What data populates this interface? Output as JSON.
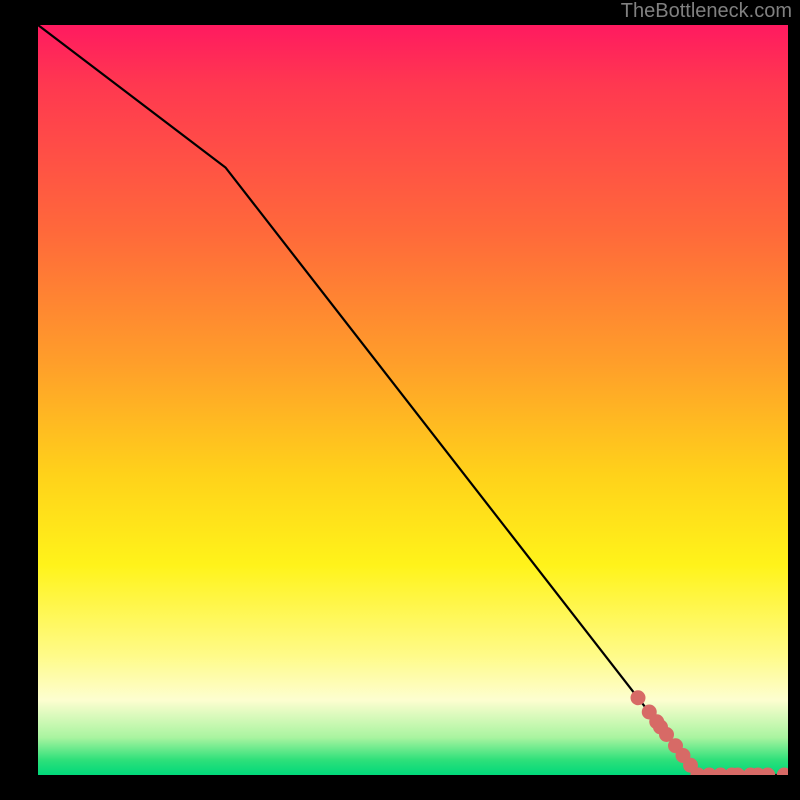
{
  "attribution": "TheBottleneck.com",
  "chart_data": {
    "type": "line",
    "title": "",
    "xlabel": "",
    "ylabel": "",
    "xlim": [
      0,
      100
    ],
    "ylim": [
      0,
      100
    ],
    "grid": false,
    "legend": false,
    "series": [
      {
        "name": "curve",
        "style": "line-black",
        "x": [
          0,
          25,
          88,
          100
        ],
        "y": [
          100,
          81,
          0,
          0
        ]
      },
      {
        "name": "points-on-slope",
        "style": "dots-salmon",
        "x": [
          80,
          81.5,
          82.5,
          83,
          83.8,
          85,
          86,
          87,
          88
        ],
        "y": [
          10.3,
          8.4,
          7.1,
          6.4,
          5.4,
          3.9,
          2.6,
          1.3,
          0
        ]
      },
      {
        "name": "points-on-floor",
        "style": "dots-salmon",
        "x": [
          88,
          89.5,
          91,
          92.5,
          93.3,
          95,
          96,
          97.3,
          99.5
        ],
        "y": [
          0,
          0,
          0,
          0,
          0,
          0,
          0,
          0,
          0
        ]
      }
    ],
    "colors": {
      "line": "#000000",
      "dots": "#d76a66"
    }
  }
}
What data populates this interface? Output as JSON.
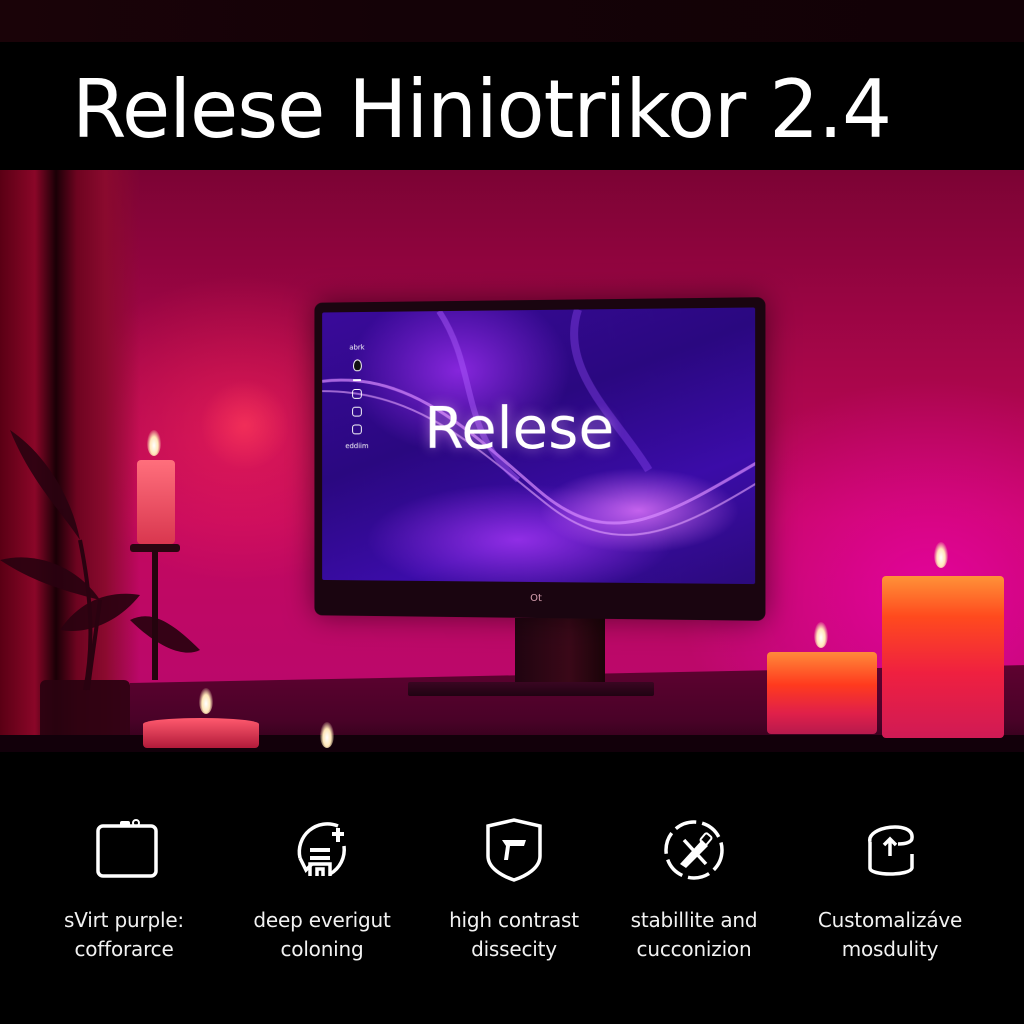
{
  "header": {
    "title": "Relese Hiniotrikor 2.4"
  },
  "scene": {
    "monitor": {
      "screen_title": "Relese",
      "side_label_top": "abrk",
      "side_label_bottom": "eddiim",
      "logo": "Ot"
    },
    "colors": {
      "wall": "#c2085e",
      "screen": "#3a0a9a",
      "accent_purple": "#b43cff",
      "candle": "#ff4a1e"
    }
  },
  "features": [
    {
      "icon": "folder-icon",
      "line1": "sVirt purple:",
      "line2": "cofforarce"
    },
    {
      "icon": "refresh-stack-icon",
      "line1": "deep everigut",
      "line2": "coloning"
    },
    {
      "icon": "shield-f-icon",
      "line1": "high contrast",
      "line2": "dissecity"
    },
    {
      "icon": "pen-cycle-icon",
      "line1": "stabillite and",
      "line2": "cucconizion"
    },
    {
      "icon": "upload-container-icon",
      "line1": "Customalizáve",
      "line2": "mosdulity"
    }
  ]
}
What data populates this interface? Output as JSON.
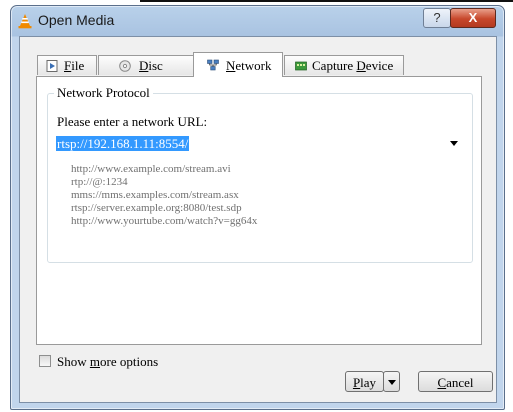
{
  "window": {
    "title": "Open Media",
    "help_label": "?",
    "close_label": "X"
  },
  "tabs": [
    {
      "pre": "",
      "u": "F",
      "post": "ile"
    },
    {
      "pre": "",
      "u": "D",
      "post": "isc"
    },
    {
      "pre": "",
      "u": "N",
      "post": "etwork"
    },
    {
      "pre": "Capture ",
      "u": "D",
      "post": "evice"
    }
  ],
  "network": {
    "group_label": "Network Protocol",
    "prompt": "Please enter a network URL:",
    "url_value": "rtsp://192.168.1.11:8554/",
    "examples": [
      "http://www.example.com/stream.avi",
      "rtp://@:1234",
      "mms://mms.examples.com/stream.asx",
      "rtsp://server.example.org:8080/test.sdp",
      "http://www.yourtube.com/watch?v=gg64x"
    ]
  },
  "options": {
    "pre": "Show ",
    "u": "m",
    "post": "ore options"
  },
  "buttons": {
    "play": {
      "u": "P",
      "post": "lay"
    },
    "cancel": {
      "u": "C",
      "post": "ancel"
    }
  },
  "colors": {
    "selection": "#3399ff",
    "close": "#c7472b",
    "frame": "#b9d1ea"
  }
}
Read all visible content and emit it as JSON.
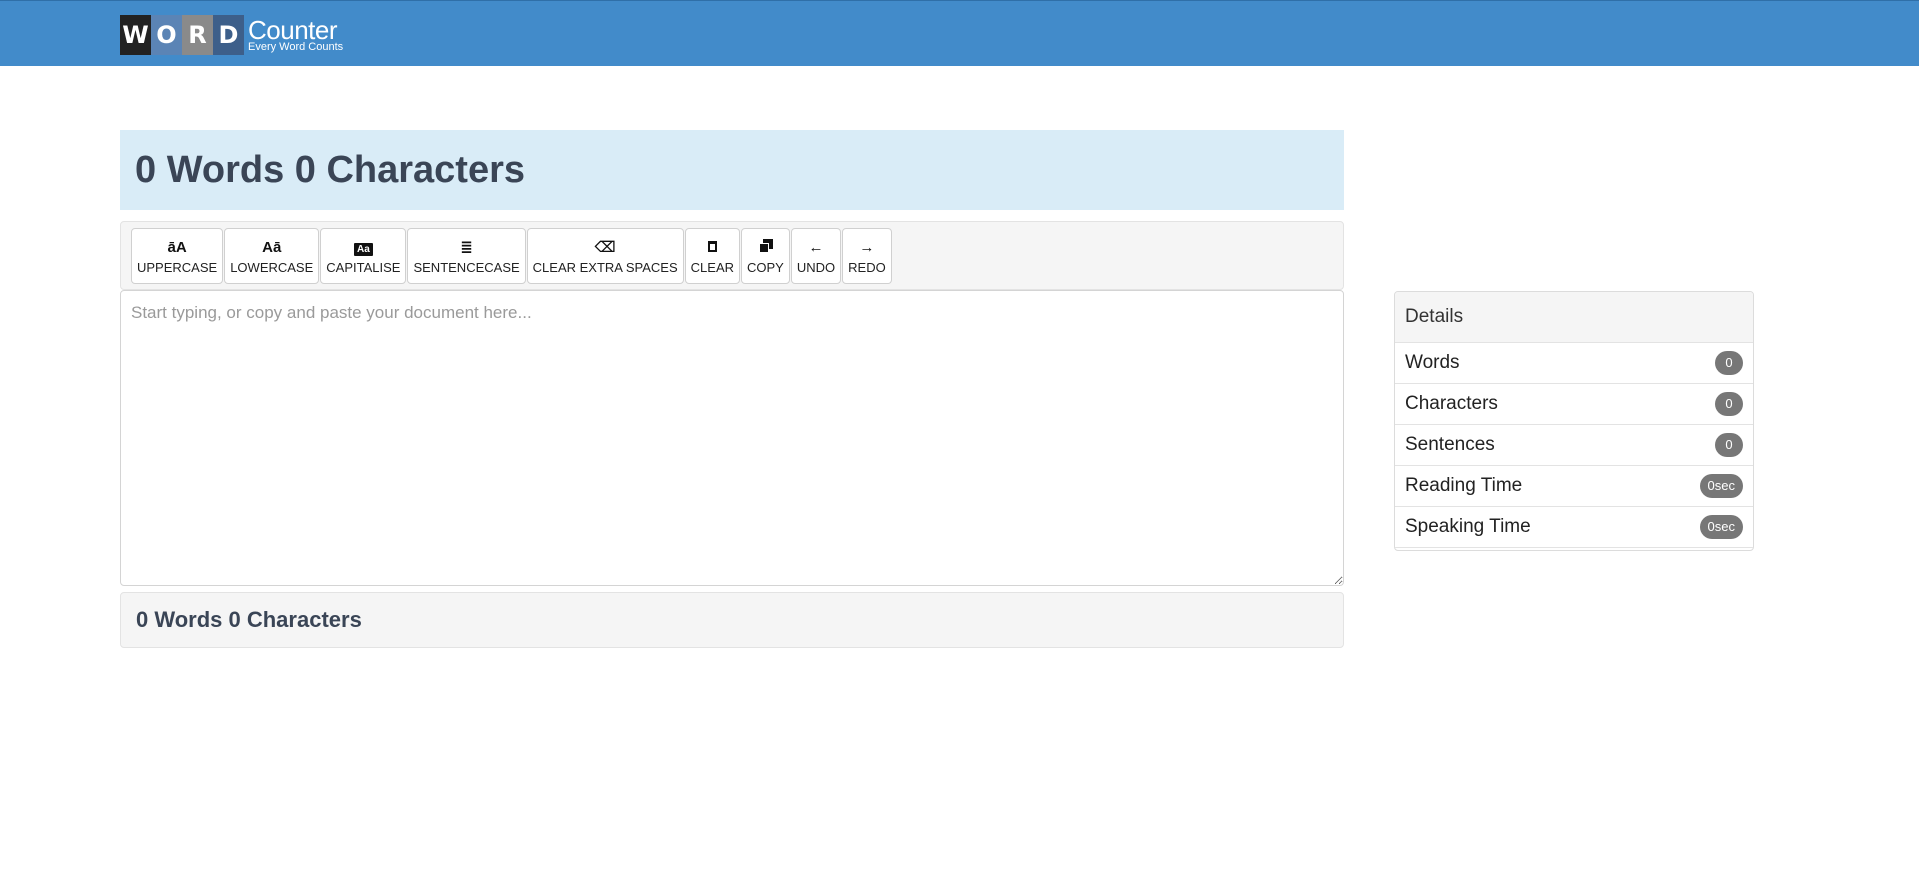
{
  "header": {
    "logo_letters": [
      "W",
      "O",
      "R",
      "D"
    ],
    "logo_word": "Counter",
    "tagline": "Every Word Counts"
  },
  "headline": "0 Words 0 Characters",
  "toolbar": {
    "buttons": [
      {
        "label": "UPPERCASE",
        "icon": "āA"
      },
      {
        "label": "LOWERCASE",
        "icon": "Aā"
      },
      {
        "label": "CAPITALISE",
        "icon": "Aa"
      },
      {
        "label": "SENTENCECASE",
        "icon": "≣"
      },
      {
        "label": "CLEAR EXTRA SPACES",
        "icon": "⌫"
      },
      {
        "label": "CLEAR",
        "icon": "trash-icon"
      },
      {
        "label": "COPY",
        "icon": "copy-icon"
      },
      {
        "label": "UNDO",
        "icon": "←"
      },
      {
        "label": "REDO",
        "icon": "→"
      }
    ]
  },
  "editor": {
    "value": "",
    "placeholder": "Start typing, or copy and paste your document here..."
  },
  "footer_count": "0 Words 0 Characters",
  "details": {
    "title": "Details",
    "rows": [
      {
        "label": "Words",
        "value": "0"
      },
      {
        "label": "Characters",
        "value": "0"
      },
      {
        "label": "Sentences",
        "value": "0"
      },
      {
        "label": "Reading Time",
        "value": "0sec"
      },
      {
        "label": "Speaking Time",
        "value": "0sec"
      }
    ]
  },
  "colors": {
    "topbar": "#428bca",
    "headline_bg": "#d9ecf7",
    "badge": "#777777"
  }
}
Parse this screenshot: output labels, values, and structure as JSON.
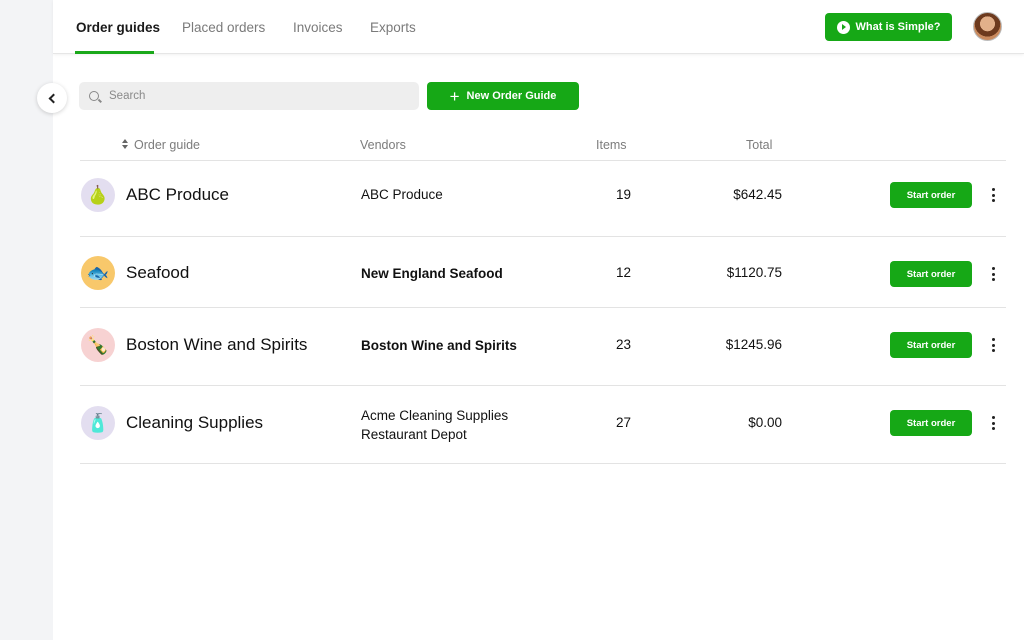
{
  "nav": {
    "tabs": [
      {
        "label": "Order guides",
        "active": true
      },
      {
        "label": "Placed orders",
        "active": false
      },
      {
        "label": "Invoices",
        "active": false
      },
      {
        "label": "Exports",
        "active": false
      }
    ],
    "help_button_label": "What is Simple?",
    "help_icon": "play-icon",
    "avatar_icon": "user-avatar"
  },
  "toolbar": {
    "search_placeholder": "Search",
    "search_value": "",
    "new_button_label": "New Order Guide",
    "new_button_icon": "plus-icon"
  },
  "table": {
    "columns": [
      "Order guide",
      "Vendors",
      "Items",
      "Total"
    ],
    "rows": [
      {
        "name": "ABC Produce",
        "icon": "fruit-icon",
        "vendors": [
          "ABC Produce"
        ],
        "vendors_bold": false,
        "items": "19",
        "total": "$642.45",
        "action": "Start order"
      },
      {
        "name": "Seafood",
        "icon": "fish-icon",
        "vendors": [
          "New England Seafood"
        ],
        "vendors_bold": true,
        "items": "12",
        "total": "$1120.75",
        "action": "Start order"
      },
      {
        "name": "Boston Wine and Spirits",
        "icon": "wine-icon",
        "vendors": [
          "Boston Wine and Spirits"
        ],
        "vendors_bold": true,
        "items": "23",
        "total": "$1245.96",
        "action": "Start order"
      },
      {
        "name": "Cleaning Supplies",
        "icon": "cleaning-icon",
        "vendors": [
          "Acme Cleaning Supplies",
          "Restaurant Depot"
        ],
        "vendors_bold": false,
        "items": "27",
        "total": "$0.00",
        "action": "Start order"
      }
    ]
  },
  "colors": {
    "accent": "#16a816",
    "sidebar_bg": "#f3f4f6"
  }
}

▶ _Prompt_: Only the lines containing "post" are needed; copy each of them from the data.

▶ _Exercise solution_:
      "post": "ile"
      "post": "isc"
      "post": "etwork"
      "post": "evice"
    "post": "ore options"
      "post": "lay"
      "post": "ancel"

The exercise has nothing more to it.